Business & Finance
The trustee overseeing United Airlines' employee stock- ownership plan was barred by a bankruptcy court in Chicago Friday from selling a remaining 29 percent stake in the company, the Dow Jones news service reported. The carrier's parent, UAL Corp., sought the injunction, arguing that continued sales by trustee State Street Bank & Trust Co. would trigger a change of ownership at the airline, costing it billions in lost tax benefits.

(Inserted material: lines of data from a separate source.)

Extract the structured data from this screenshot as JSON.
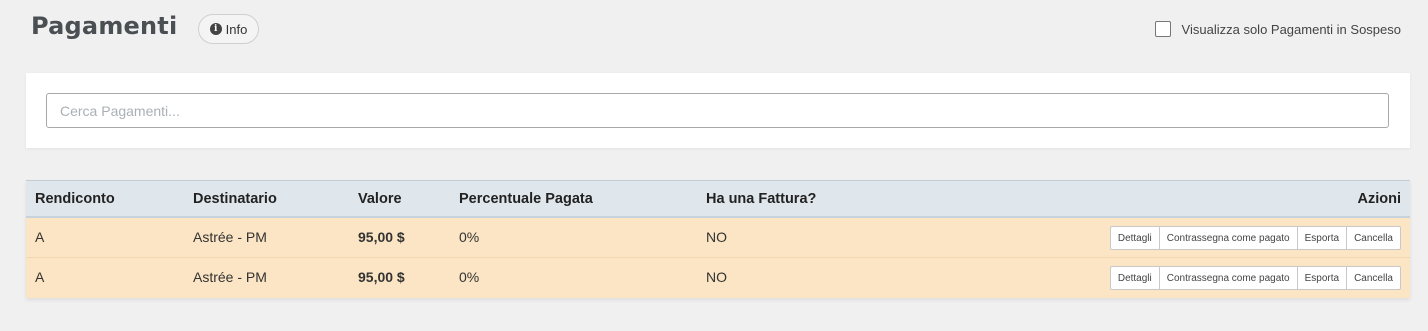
{
  "header": {
    "title": "Pagamenti",
    "info_label": "Info",
    "filter_label": "Visualizza solo Pagamenti in Sospeso",
    "filter_checked": false
  },
  "search": {
    "placeholder": "Cerca Pagamenti...",
    "value": ""
  },
  "table": {
    "columns": [
      "Rendiconto",
      "Destinatario",
      "Valore",
      "Percentuale Pagata",
      "Ha una Fattura?",
      "Azioni"
    ],
    "rows": [
      {
        "rendiconto": "A",
        "destinatario": "Astrée - PM",
        "valore": "95,00 $",
        "percentuale": "0%",
        "fattura": "NO",
        "actions": [
          "Dettagli",
          "Contrassegna come pagato",
          "Esporta",
          "Cancella"
        ]
      },
      {
        "rendiconto": "A",
        "destinatario": "Astrée - PM",
        "valore": "95,00 $",
        "percentuale": "0%",
        "fattura": "NO",
        "actions": [
          "Dettagli",
          "Contrassegna come pagato",
          "Esporta",
          "Cancella"
        ]
      }
    ]
  },
  "colors": {
    "background": "#f0f0f0",
    "header_row": "#e0e7ec",
    "data_row": "#fbe5c4",
    "title": "#4a4f54"
  }
}
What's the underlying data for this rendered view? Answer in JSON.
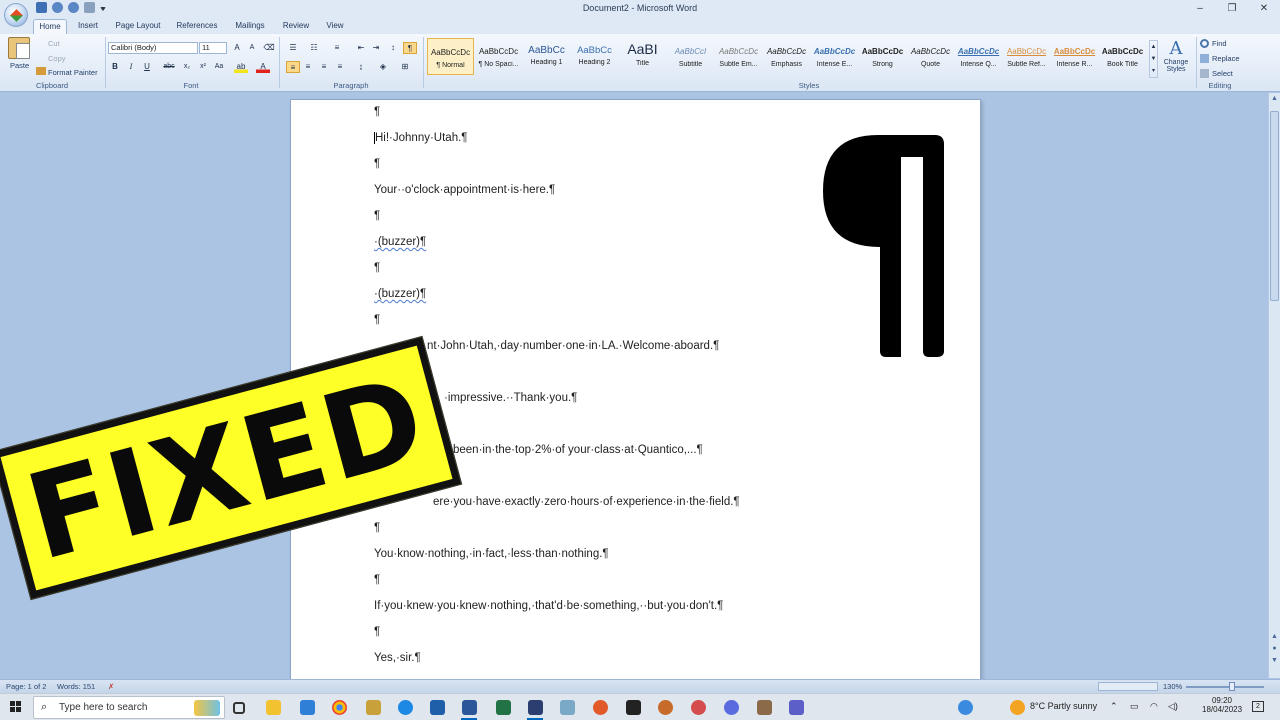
{
  "window": {
    "title": "Document2 - Microsoft Word",
    "controls": [
      "–",
      "❐",
      "✕"
    ]
  },
  "tabs": [
    "Home",
    "Insert",
    "Page Layout",
    "References",
    "Mailings",
    "Review",
    "View"
  ],
  "ribbon": {
    "clipboard": {
      "paste": "Paste",
      "cut": "Cut",
      "copy": "Copy",
      "format_painter": "Format Painter",
      "label": "Clipboard"
    },
    "font": {
      "name": "Calibri (Body)",
      "size": "11",
      "label": "Font"
    },
    "paragraph": {
      "label": "Paragraph"
    },
    "styles": {
      "label": "Styles",
      "items": [
        {
          "preview": "AaBbCcDc",
          "name": "¶ Normal"
        },
        {
          "preview": "AaBbCcDc",
          "name": "¶ No Spaci..."
        },
        {
          "preview": "AaBbCc",
          "name": "Heading 1"
        },
        {
          "preview": "AaBbCc",
          "name": "Heading 2"
        },
        {
          "preview": "AaBI",
          "name": "Title"
        },
        {
          "preview": "AaBbCcI",
          "name": "Subtitle"
        },
        {
          "preview": "AaBbCcDc",
          "name": "Subtle Em..."
        },
        {
          "preview": "AaBbCcDc",
          "name": "Emphasis"
        },
        {
          "preview": "AaBbCcDc",
          "name": "Intense E..."
        },
        {
          "preview": "AaBbCcDc",
          "name": "Strong"
        },
        {
          "preview": "AaBbCcDc",
          "name": "Quote"
        },
        {
          "preview": "AaBbCcDc",
          "name": "Intense Q..."
        },
        {
          "preview": "AaBbCcDc",
          "name": "Subtle Ref..."
        },
        {
          "preview": "AaBbCcDc",
          "name": "Intense R..."
        },
        {
          "preview": "AaBbCcDc",
          "name": "Book Title"
        }
      ],
      "change_styles": "Change Styles"
    },
    "editing": {
      "find": "Find",
      "replace": "Replace",
      "select": "Select",
      "label": "Editing"
    }
  },
  "document": {
    "lines": [
      "¶",
      "Hi!·Johnny·Utah.¶",
      "¶",
      "Your··o'clock·appointment·is·here.¶",
      "¶",
      "·(buzzer)¶",
      "¶",
      "·(buzzer)¶",
      "¶",
      "nt·John·Utah,·day·number·one·in·LA.·Welcome·aboard.¶",
      "",
      "·impressive.··Thank·you.¶",
      "",
      "been·in·the·top·2%·of your·class·at·Quantico,...¶",
      "",
      "ere·you·have·exactly·zero·hours·of·experience·in·the·field.¶",
      "¶",
      "You·know·nothing,·in·fact,·less·than·nothing.¶",
      "¶",
      "If·you·knew·you·knew·nothing,·that'd·be·something,··but·you·don't.¶",
      "¶",
      "Yes,·sir.¶"
    ]
  },
  "stamp": {
    "text": "FIXED"
  },
  "statusbar": {
    "page": "Page: 1 of 2",
    "words": "Words: 151",
    "zoom": "130%"
  },
  "taskbar": {
    "search_placeholder": "Type here to search",
    "weather": "8°C  Partly sunny",
    "time": "09:20",
    "date": "18/04/2023",
    "notifications": "2"
  }
}
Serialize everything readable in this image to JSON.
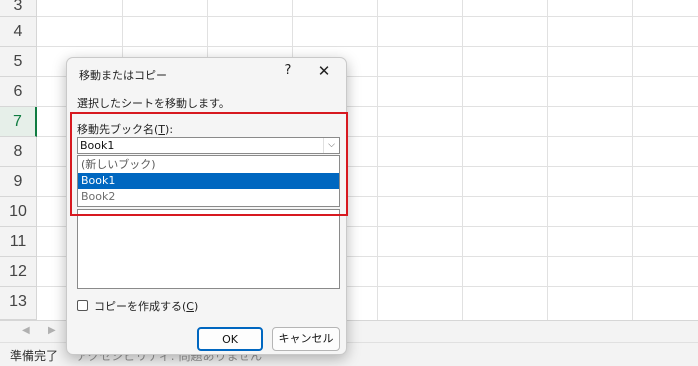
{
  "sheet": {
    "row_numbers": [
      "3",
      "4",
      "5",
      "6",
      "7",
      "8",
      "9",
      "10",
      "11",
      "12",
      "13"
    ],
    "active_row": "7"
  },
  "status_bar": {
    "ready_text": "準備完了",
    "accessibility_text": "アクセシビリティ: 問題ありません"
  },
  "dialog": {
    "title": "移動またはコピー",
    "help_label": "?",
    "close_label": "✕",
    "message": "選択したシートを移動します。",
    "destination_label_prefix": "移動先ブック名(",
    "destination_label_key": "T",
    "destination_label_suffix": "):",
    "destination_value": "Book1",
    "dropdown_options": [
      "(新しいブック)",
      "Book1",
      "Book2"
    ],
    "selected_option": "Book1",
    "copy_checkbox_prefix": "コピーを作成する(",
    "copy_checkbox_key": "C",
    "copy_checkbox_suffix": ")",
    "copy_checked": false,
    "ok_label": "OK",
    "cancel_label": "キャンセル"
  },
  "colors": {
    "selection": "#0067c0",
    "highlight_frame": "#d71920",
    "active_row": "#107c41"
  }
}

Warning it faces liquidation otherwise, US Airways argued in bankruptcy court in Alexandria, Va., that it must be allowed to terminate the pension plan for its 6,000 pilots. Pilots, who have agreed to wage cuts and furloughs, balked at the latest request, noting other unions aren't losing their pensions. Testimony is continuing this week on the issue, considered the final hurdle to the carrier's bid to emerge from bankruptcy next month.
Enron Corp. asked a bankruptcy court to require that $957 million in payments to one of its largest affiliates, Whitewing Associates, be shared equally by all of its creditors. In the motion filed Friday in New York, the failed energy trader argued that Whitewing investors were being treated differently from other creditors.
Lockheed Martin Corp. and Raytheon Corp. will share a $2 billion, seven-year contract to build laser-guided bomb kits for Air Force and Navy jets, the defense contractors said Friday. The bomb kits, known as Paveway II, were used extensively in the 1991 Gulf War and could play a role in a potential conflict with Iraq.
In a deal valued at $1.6 billion, 80 percent control of Deutsche Bank's private equity unit was bought by its managers, the company announced Friday. DB Capital Partners has extensive investments in such US businesses as Prestige Brands and weight-control chain Jenny Craig Inc. The deal is part of a Deutsche Bank strategy to return the focus to its core operations.
In layoff news:
• Another 4,000 job cuts were announced Friday by test- and measurement-equipment maker Agilent Technologies of Palo Alto, Calif. The company, a 1999 Hewlett-Packard spin-off, let 8,000 workers go last year.
• Ethan Allen Inc., a leading maker of home furniture, said it will consolidate operations by closing plants in Pennsylvania, New York State, and Massachusetts. The move will affect about 600 workers, although some will be offered jobs in the company's 14 other plants.